SUPPLIED RECORDS
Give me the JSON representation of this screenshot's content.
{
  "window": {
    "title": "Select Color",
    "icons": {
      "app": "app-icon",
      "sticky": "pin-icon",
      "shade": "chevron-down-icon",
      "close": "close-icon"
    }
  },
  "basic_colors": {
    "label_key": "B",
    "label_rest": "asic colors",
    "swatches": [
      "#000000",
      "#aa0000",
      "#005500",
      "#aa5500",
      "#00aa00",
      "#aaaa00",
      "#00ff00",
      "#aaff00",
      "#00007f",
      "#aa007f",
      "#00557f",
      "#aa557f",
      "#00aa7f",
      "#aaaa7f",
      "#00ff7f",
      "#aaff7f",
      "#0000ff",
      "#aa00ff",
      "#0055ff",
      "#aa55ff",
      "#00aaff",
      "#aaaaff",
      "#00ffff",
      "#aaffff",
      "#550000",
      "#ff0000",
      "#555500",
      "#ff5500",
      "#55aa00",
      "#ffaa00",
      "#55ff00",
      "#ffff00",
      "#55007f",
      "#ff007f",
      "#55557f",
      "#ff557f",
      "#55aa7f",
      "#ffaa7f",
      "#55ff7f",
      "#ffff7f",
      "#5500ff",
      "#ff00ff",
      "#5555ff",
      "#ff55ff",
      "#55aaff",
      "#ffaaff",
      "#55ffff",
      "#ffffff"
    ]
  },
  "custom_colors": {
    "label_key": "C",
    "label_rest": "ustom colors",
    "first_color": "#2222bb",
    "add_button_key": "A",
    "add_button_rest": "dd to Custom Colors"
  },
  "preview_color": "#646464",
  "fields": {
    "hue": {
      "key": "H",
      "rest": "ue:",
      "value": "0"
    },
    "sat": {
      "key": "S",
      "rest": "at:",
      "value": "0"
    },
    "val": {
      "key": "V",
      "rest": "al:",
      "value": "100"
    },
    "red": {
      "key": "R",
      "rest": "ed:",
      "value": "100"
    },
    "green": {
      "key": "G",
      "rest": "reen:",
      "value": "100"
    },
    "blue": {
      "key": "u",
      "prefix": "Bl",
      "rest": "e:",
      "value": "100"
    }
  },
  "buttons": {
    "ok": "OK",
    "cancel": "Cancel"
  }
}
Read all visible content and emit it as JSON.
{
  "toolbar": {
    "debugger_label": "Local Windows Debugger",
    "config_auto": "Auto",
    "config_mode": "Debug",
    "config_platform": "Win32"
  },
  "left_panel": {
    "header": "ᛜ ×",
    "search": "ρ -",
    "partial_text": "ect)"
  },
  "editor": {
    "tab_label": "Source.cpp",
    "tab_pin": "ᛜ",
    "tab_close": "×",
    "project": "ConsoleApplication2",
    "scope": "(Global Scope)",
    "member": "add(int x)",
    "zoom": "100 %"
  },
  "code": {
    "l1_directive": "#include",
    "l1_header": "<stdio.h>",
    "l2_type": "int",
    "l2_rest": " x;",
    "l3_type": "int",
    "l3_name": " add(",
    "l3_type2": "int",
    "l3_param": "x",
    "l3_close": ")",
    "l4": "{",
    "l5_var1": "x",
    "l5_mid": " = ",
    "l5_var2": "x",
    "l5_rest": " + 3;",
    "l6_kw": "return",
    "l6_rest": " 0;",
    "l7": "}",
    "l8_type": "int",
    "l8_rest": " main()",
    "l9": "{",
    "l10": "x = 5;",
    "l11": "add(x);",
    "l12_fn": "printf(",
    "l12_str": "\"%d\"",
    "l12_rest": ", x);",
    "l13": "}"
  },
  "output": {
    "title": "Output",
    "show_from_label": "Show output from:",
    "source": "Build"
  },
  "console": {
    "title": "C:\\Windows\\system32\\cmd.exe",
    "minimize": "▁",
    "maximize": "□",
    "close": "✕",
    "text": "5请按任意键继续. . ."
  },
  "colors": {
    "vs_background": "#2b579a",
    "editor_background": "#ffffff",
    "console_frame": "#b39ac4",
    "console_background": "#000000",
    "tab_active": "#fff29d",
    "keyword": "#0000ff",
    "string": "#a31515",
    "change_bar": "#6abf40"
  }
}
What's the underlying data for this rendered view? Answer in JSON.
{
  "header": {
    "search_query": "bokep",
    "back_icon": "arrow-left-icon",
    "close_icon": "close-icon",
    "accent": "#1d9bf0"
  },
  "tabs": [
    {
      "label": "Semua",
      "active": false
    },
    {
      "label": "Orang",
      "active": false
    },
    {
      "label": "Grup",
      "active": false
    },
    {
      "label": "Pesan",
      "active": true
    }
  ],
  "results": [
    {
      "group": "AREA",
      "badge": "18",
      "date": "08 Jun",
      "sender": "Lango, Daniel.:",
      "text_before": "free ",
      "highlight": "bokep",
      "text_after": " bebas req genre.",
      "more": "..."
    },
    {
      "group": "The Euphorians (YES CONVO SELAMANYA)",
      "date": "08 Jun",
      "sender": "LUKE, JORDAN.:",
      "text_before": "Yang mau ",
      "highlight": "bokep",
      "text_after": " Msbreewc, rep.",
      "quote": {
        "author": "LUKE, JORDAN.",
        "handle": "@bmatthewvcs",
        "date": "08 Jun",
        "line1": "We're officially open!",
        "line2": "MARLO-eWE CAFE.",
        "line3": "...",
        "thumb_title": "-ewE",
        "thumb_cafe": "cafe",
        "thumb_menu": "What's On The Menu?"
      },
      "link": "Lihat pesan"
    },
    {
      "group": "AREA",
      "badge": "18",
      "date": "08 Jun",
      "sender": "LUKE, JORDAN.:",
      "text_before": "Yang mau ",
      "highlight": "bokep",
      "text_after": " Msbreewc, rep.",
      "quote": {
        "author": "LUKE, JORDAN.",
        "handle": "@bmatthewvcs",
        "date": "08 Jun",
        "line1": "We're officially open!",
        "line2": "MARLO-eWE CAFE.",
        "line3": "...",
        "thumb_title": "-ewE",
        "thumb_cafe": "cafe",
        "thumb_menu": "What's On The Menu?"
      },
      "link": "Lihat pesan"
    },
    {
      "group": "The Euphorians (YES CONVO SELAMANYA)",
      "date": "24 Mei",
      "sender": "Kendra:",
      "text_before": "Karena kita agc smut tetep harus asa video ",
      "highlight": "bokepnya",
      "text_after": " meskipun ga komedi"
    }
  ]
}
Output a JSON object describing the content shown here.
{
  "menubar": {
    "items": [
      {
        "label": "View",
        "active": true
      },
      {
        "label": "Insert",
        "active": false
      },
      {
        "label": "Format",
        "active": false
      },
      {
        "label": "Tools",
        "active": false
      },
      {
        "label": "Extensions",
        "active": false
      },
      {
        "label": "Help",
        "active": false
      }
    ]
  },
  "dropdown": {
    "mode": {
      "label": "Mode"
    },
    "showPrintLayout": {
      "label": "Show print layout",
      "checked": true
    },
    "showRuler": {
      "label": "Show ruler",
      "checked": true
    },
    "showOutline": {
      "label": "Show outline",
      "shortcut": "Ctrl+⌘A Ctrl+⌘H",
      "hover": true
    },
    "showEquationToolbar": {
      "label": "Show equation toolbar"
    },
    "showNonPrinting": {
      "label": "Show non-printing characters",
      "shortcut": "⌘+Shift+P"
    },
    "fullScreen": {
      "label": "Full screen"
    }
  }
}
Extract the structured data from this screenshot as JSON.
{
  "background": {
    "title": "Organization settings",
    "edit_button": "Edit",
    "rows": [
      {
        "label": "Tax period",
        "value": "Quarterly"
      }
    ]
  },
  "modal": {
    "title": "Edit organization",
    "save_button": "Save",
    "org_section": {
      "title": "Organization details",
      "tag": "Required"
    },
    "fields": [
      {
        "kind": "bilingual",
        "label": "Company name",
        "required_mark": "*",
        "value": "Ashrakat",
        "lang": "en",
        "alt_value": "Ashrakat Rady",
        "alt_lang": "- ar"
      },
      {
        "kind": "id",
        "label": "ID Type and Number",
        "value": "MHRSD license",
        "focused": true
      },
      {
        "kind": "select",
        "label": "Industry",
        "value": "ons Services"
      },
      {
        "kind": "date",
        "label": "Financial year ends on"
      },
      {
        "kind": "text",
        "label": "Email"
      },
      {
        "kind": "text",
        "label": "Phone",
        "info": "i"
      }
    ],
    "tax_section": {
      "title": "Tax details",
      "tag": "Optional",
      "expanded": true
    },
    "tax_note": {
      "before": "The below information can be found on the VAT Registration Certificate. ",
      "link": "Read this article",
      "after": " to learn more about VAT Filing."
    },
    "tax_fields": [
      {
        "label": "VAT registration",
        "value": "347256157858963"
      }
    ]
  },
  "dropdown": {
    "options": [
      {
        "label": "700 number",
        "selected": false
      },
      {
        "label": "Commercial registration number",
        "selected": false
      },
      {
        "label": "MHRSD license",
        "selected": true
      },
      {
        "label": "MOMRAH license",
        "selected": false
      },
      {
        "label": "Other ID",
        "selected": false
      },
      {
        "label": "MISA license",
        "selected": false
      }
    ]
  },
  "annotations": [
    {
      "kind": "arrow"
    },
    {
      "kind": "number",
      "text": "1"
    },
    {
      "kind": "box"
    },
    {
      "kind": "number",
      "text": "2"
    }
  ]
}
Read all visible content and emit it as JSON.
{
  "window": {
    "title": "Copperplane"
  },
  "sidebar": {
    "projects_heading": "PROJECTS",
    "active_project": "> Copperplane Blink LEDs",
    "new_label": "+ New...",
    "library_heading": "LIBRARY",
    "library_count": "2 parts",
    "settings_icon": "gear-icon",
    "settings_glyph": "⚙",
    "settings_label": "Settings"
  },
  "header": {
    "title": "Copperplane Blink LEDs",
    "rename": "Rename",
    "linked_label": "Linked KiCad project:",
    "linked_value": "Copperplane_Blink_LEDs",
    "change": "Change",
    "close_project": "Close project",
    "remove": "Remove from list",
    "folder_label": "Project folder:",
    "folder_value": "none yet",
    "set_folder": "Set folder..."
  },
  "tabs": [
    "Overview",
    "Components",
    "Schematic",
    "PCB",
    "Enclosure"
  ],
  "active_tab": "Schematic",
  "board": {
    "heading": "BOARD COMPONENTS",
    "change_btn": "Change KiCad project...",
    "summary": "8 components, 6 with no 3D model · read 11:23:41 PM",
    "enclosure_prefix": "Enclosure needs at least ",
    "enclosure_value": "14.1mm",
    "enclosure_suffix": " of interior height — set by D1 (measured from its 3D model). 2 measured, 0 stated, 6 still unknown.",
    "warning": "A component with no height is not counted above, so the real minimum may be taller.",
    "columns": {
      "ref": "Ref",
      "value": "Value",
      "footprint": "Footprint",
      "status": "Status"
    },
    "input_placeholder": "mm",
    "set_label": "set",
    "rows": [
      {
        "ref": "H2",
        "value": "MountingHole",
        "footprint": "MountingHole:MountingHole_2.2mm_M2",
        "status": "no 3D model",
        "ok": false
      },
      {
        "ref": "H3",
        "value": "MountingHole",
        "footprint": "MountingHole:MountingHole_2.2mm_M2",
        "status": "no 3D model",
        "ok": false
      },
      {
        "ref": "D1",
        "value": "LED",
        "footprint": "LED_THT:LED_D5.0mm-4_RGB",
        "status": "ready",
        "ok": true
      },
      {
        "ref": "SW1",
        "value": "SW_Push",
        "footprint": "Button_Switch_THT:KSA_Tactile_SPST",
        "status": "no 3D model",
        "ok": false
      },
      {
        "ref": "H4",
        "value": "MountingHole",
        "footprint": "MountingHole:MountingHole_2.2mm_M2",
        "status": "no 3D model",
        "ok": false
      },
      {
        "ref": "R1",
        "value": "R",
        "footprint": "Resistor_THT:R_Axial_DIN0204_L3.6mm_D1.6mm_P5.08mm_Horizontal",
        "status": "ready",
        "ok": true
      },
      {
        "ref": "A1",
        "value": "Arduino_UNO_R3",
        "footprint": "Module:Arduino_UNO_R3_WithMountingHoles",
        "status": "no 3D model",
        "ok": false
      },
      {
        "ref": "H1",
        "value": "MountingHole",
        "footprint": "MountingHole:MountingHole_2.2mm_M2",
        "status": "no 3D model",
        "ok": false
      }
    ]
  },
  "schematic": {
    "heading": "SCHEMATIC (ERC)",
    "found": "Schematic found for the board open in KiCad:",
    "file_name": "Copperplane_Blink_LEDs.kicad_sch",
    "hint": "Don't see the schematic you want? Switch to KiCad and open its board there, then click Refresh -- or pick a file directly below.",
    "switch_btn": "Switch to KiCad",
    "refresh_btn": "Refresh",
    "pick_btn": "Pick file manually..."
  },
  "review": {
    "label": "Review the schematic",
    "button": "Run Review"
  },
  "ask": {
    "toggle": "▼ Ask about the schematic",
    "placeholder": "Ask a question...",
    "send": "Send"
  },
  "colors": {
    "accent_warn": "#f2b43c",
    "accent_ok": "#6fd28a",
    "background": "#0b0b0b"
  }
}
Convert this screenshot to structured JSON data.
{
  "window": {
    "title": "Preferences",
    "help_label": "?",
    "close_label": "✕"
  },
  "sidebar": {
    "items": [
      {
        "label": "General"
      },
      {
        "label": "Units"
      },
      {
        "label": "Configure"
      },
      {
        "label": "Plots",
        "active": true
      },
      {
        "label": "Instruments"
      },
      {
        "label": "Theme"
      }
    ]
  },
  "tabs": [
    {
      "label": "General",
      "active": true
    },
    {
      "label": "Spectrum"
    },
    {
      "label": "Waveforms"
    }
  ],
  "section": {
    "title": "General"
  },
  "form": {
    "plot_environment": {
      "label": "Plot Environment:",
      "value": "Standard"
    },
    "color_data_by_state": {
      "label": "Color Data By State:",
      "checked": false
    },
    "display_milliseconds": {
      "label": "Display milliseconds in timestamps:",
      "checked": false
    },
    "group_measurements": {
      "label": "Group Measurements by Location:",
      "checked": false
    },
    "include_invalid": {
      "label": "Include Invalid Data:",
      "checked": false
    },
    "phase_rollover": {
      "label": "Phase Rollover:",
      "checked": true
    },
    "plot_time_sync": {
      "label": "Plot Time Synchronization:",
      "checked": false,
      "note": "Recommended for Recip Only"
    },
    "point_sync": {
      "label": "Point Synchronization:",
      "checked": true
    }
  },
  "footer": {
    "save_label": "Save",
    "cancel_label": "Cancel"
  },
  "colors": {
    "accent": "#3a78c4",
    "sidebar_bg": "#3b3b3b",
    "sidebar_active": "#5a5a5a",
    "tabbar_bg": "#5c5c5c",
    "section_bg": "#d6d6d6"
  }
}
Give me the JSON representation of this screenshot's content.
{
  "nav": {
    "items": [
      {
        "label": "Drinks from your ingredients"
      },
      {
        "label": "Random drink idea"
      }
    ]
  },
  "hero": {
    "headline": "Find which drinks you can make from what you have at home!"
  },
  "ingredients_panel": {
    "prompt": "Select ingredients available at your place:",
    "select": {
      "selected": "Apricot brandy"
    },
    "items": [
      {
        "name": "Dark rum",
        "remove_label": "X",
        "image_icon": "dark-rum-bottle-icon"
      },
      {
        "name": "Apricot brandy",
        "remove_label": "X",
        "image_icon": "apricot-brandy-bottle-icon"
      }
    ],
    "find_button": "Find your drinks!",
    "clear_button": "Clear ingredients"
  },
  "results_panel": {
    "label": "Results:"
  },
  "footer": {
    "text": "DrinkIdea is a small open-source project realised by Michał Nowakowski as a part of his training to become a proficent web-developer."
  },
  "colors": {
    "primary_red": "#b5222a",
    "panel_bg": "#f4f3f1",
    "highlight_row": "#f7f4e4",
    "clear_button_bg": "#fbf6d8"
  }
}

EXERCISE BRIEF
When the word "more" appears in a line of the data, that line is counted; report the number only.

EXERCISE RESULT
2